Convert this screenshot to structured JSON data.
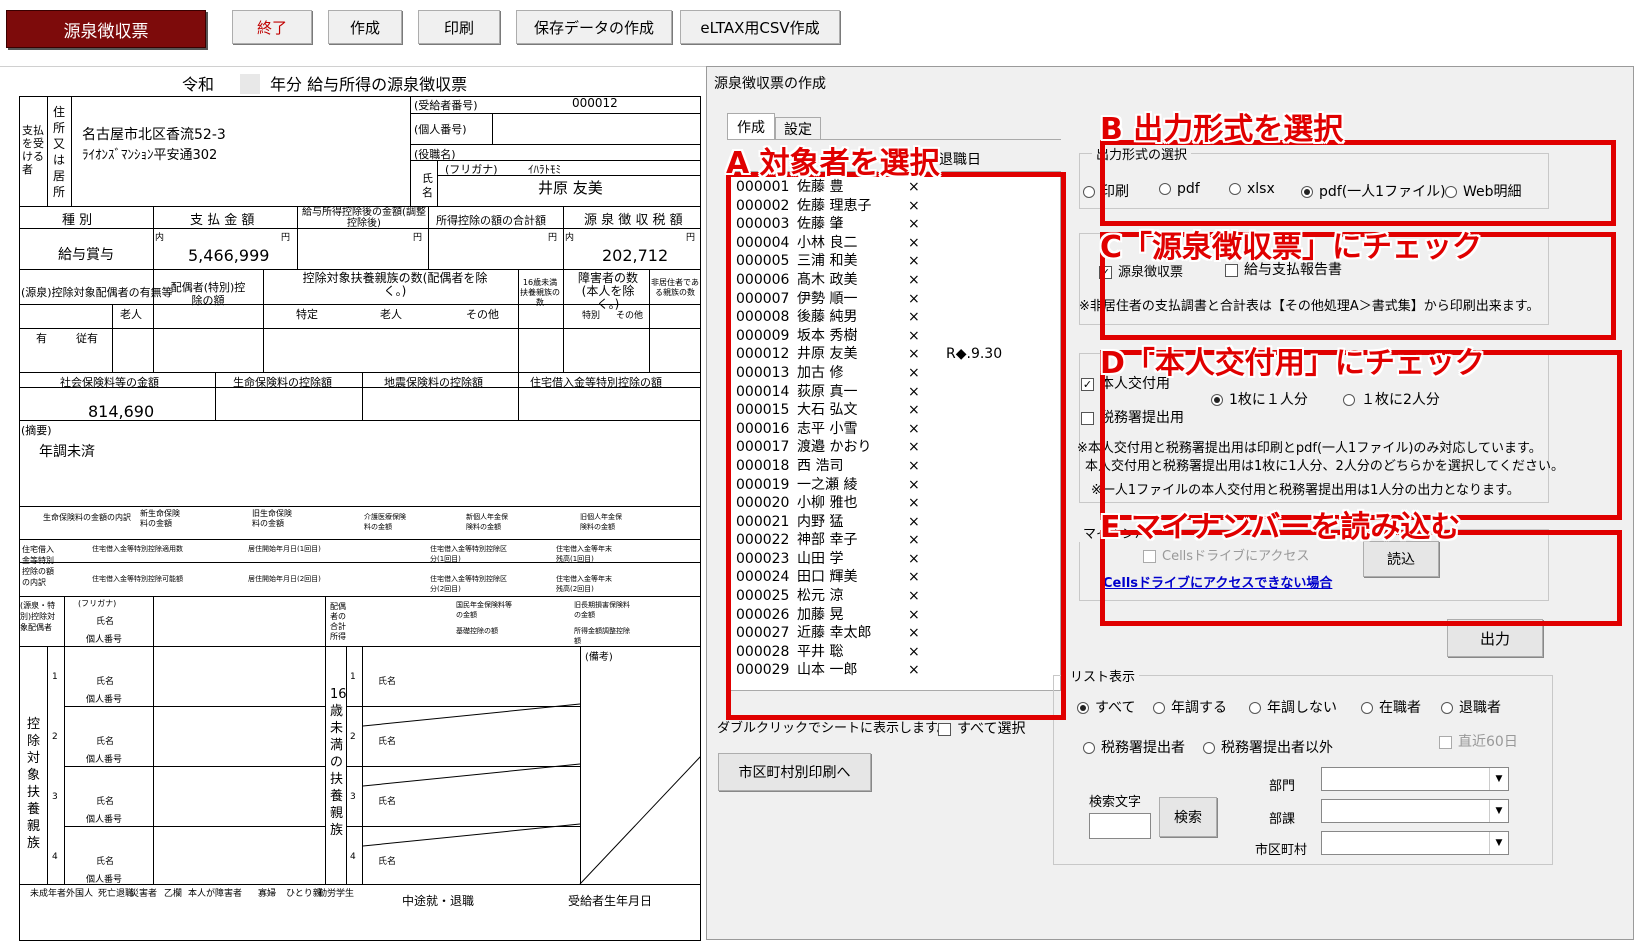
{
  "toolbar": {
    "brand": "源泉徴収票",
    "buttons": [
      "終了",
      "作成",
      "印刷",
      "保存データの作成",
      "eLTAX用CSV作成"
    ]
  },
  "form": {
    "title_prefix": "令和",
    "title_suffix": "年分 給与所得の源泉徴収票",
    "payee_label": "支払を受ける者",
    "address_label": "住所又は居所",
    "address_line1": "名古屋市北区香流52-3",
    "address_line2": "ﾗｲｵﾝｽﾞﾏﾝｼｮﾝ平安通302",
    "recipient_no_label": "(受給者番号)",
    "recipient_no": "000012",
    "personal_no_label": "(個人番号)",
    "position_label": "(役職名)",
    "name_label": "氏名",
    "furigana_label": "(フリガナ)",
    "furigana": "ｲﾊﾗﾄﾓﾐ",
    "name": "井原 友美",
    "col_type": "種 別",
    "col_payment": "支 払 金 額",
    "col_after_deduction": "給与所得控除後の金額(調整控除後)",
    "col_deduction_total": "所得控除の額の合計額",
    "col_withholding": "源 泉 徴 収 税 額",
    "row_type_value": "給与賞与",
    "payment_amount": "5,466,999",
    "withholding_amount": "202,712",
    "unit_yen": "円",
    "inner_label": "内",
    "spouse_label": "(源泉)控除対象配偶者の有無等",
    "elderly_label": "老人",
    "has_label": "有",
    "dependent_label": "従有",
    "spouse_deduction_label": "配偶者(特別)控除の額",
    "dependents_count_label": "控除対象扶養親族の数(配偶者を除く。)",
    "specific_label": "特定",
    "other_label": "その他",
    "under16_label": "16歳未満扶養親族の数",
    "disabled_label": "障害者の数(本人を除く。)",
    "special_label": "特別",
    "nonresident_label": "非居住者である親族の数",
    "person_unit": "人",
    "dependent_unit": "従人",
    "social_insurance_label": "社会保険料等の金額",
    "life_insurance_label": "生命保険料の控除額",
    "earthquake_label": "地震保険料の控除額",
    "housing_loan_label": "住宅借入金等特別控除の額",
    "social_insurance_amount": "814,690",
    "remarks_label": "(摘要)",
    "remarks_value": "年調未済",
    "life_detail_label": "生命保険料の金額の内訳",
    "new_life_label": "新生命保険料の金額",
    "old_life_label": "旧生命保険料の金額",
    "care_label": "介護医療保険料の金額",
    "new_pension_label": "新個人年金保険料の金額",
    "old_pension_label": "旧個人年金保険料の金額",
    "housing_detail_label": "住宅借入金等特別控除の額の内訳",
    "housing_count_label": "住宅借入金等特別控除適用数",
    "residence_date_label": "居住開始年月日(1回目)",
    "residence_date2_label": "居住開始年月日(2回目)",
    "housing_type_label": "住宅借入金等特別控除区分(1回目)",
    "housing_type2_label": "住宅借入金等特別控除区分(2回目)",
    "balance_label": "住宅借入金等年末残高(1回目)",
    "balance2_label": "住宅借入金等年末残高(2回目)",
    "possible_label": "住宅借入金等特別控除可能額",
    "spouse_section_label": "(源泉・特別)控除対象配偶者",
    "furigana_short": "(フリガナ)",
    "name_short": "氏名",
    "personal_no_short": "個人番号",
    "category_label": "区分",
    "spouse_income_label": "配偶者の合計所得",
    "national_pension_label": "国民年金保険料等の金額",
    "old_longterm_label": "旧長期損害保険料の金額",
    "basic_deduction_label": "基礎控除の額",
    "adjust_label": "所得金額調整控除額",
    "dependents_section_label": "控除対象扶養親族",
    "under16_section_label": "16歳未満の扶養親族",
    "remarks2_label": "(備考)",
    "nums": [
      "1",
      "2",
      "3",
      "4"
    ],
    "footer_labels": [
      "未成年者",
      "外国人",
      "死亡退職",
      "災害者",
      "乙欄",
      "本人が障害者",
      "寡婦",
      "ひとり親",
      "勤労学生"
    ],
    "footer_disabled_sub": [
      "特別",
      "その他"
    ],
    "footer_midway": "中途就・退職",
    "footer_birth": "受給者生年月日"
  },
  "dialog": {
    "title": "源泉徴収票の作成",
    "tabs": [
      "作成",
      "設定"
    ],
    "list_header_retire": "退職日",
    "employees": [
      {
        "code": "000001",
        "name": "佐藤 豊",
        "mark": "×",
        "retire": ""
      },
      {
        "code": "000002",
        "name": "佐藤 理恵子",
        "mark": "×",
        "retire": ""
      },
      {
        "code": "000003",
        "name": "佐藤 肇",
        "mark": "×",
        "retire": ""
      },
      {
        "code": "000004",
        "name": "小林 良二",
        "mark": "×",
        "retire": ""
      },
      {
        "code": "000005",
        "name": "三浦 和美",
        "mark": "×",
        "retire": ""
      },
      {
        "code": "000006",
        "name": "髙木 政美",
        "mark": "×",
        "retire": ""
      },
      {
        "code": "000007",
        "name": "伊勢 順一",
        "mark": "×",
        "retire": ""
      },
      {
        "code": "000008",
        "name": "後藤 純男",
        "mark": "×",
        "retire": ""
      },
      {
        "code": "000009",
        "name": "坂本 秀樹",
        "mark": "×",
        "retire": ""
      },
      {
        "code": "000012",
        "name": "井原 友美",
        "mark": "×",
        "retire": "R◆.9.30"
      },
      {
        "code": "000013",
        "name": "加古 修",
        "mark": "×",
        "retire": ""
      },
      {
        "code": "000014",
        "name": "荻原 真一",
        "mark": "×",
        "retire": ""
      },
      {
        "code": "000015",
        "name": "大石 弘文",
        "mark": "×",
        "retire": ""
      },
      {
        "code": "000016",
        "name": "志平 小雪",
        "mark": "×",
        "retire": ""
      },
      {
        "code": "000017",
        "name": "渡邉 かおり",
        "mark": "×",
        "retire": ""
      },
      {
        "code": "000018",
        "name": "西 浩司",
        "mark": "×",
        "retire": ""
      },
      {
        "code": "000019",
        "name": "一之瀬 綾",
        "mark": "×",
        "retire": ""
      },
      {
        "code": "000020",
        "name": "小柳 雅也",
        "mark": "×",
        "retire": ""
      },
      {
        "code": "000021",
        "name": "内野 猛",
        "mark": "×",
        "retire": ""
      },
      {
        "code": "000022",
        "name": "神部 幸子",
        "mark": "×",
        "retire": ""
      },
      {
        "code": "000023",
        "name": "山田 学",
        "mark": "×",
        "retire": ""
      },
      {
        "code": "000024",
        "name": "田口 輝美",
        "mark": "×",
        "retire": ""
      },
      {
        "code": "000025",
        "name": "松元 涼",
        "mark": "×",
        "retire": ""
      },
      {
        "code": "000026",
        "name": "加藤 晃",
        "mark": "×",
        "retire": ""
      },
      {
        "code": "000027",
        "name": "近藤 幸太郎",
        "mark": "×",
        "retire": ""
      },
      {
        "code": "000028",
        "name": "平井 聡",
        "mark": "×",
        "retire": ""
      },
      {
        "code": "000029",
        "name": "山本 一郎",
        "mark": "×",
        "retire": ""
      }
    ],
    "dblclick_hint": "ダブルクリックでシートに表示します。",
    "select_all": "すべて選択",
    "city_print_button": "市区町村別印刷へ",
    "output_format": {
      "label": "出力形式の選択",
      "options": [
        "印刷",
        "pdf",
        "xlsx",
        "pdf(一人1ファイル)",
        "Web明細"
      ],
      "selected": "pdf(一人1ファイル)"
    },
    "forms_group": {
      "label": "",
      "options": [
        {
          "label": "源泉徴収票",
          "checked": true
        },
        {
          "label": "給与支払報告書",
          "checked": false
        }
      ],
      "note": "※非居住者の支払調書と合計表は【その他処理A＞書式集】から印刷出来ます。"
    },
    "copy_group": {
      "options": [
        {
          "label": "本人交付用",
          "checked": true
        },
        {
          "label": "税務署提出用",
          "checked": false
        }
      ],
      "per_sheet": [
        "1枚に１人分",
        "１枚に2人分"
      ],
      "per_sheet_selected": "1枚に１人分",
      "note1": "※本人交付用と税務署提出用は印刷とpdf(一人1ファイル)のみ対応しています。",
      "note2": "本人交付用と税務署提出用は1枚に1人分、2人分のどちらかを選択してください。",
      "note3": "※一人1ファイルの本人交付用と税務署提出用は1人分の出力となります。"
    },
    "mynumber": {
      "label": "マイナンバー",
      "cells_checkbox": "Cellsドライブにアクセス",
      "link": "Cellsドライブにアクセスできない場合",
      "read_button": "読込"
    },
    "output_button": "出力",
    "list_display": {
      "label": "リスト表示",
      "options_row1": [
        "すべて",
        "年調する",
        "年調しない",
        "在職者",
        "退職者"
      ],
      "options_row2": [
        "税務署提出者",
        "税務署提出者以外"
      ],
      "selected": "すべて",
      "recent60": "直近60日",
      "search_label": "検索文字",
      "search_button": "検索",
      "filters": [
        "部門",
        "部課",
        "市区町村"
      ]
    },
    "annotations": {
      "A": "A 対象者を選択",
      "B": "B 出力形式を選択",
      "C": "C「源泉徴収票」にチェック",
      "D": "D「本人交付用」にチェック",
      "E": "E マイナンバーを読み込む"
    },
    "colors": {
      "annotation": "#e00000",
      "brand": "#7d0b0b"
    }
  }
}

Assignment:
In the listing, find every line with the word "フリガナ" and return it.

Result for this task:
    "furigana_label": "(フリガナ)",
    "furigana_short": "(フリガナ)",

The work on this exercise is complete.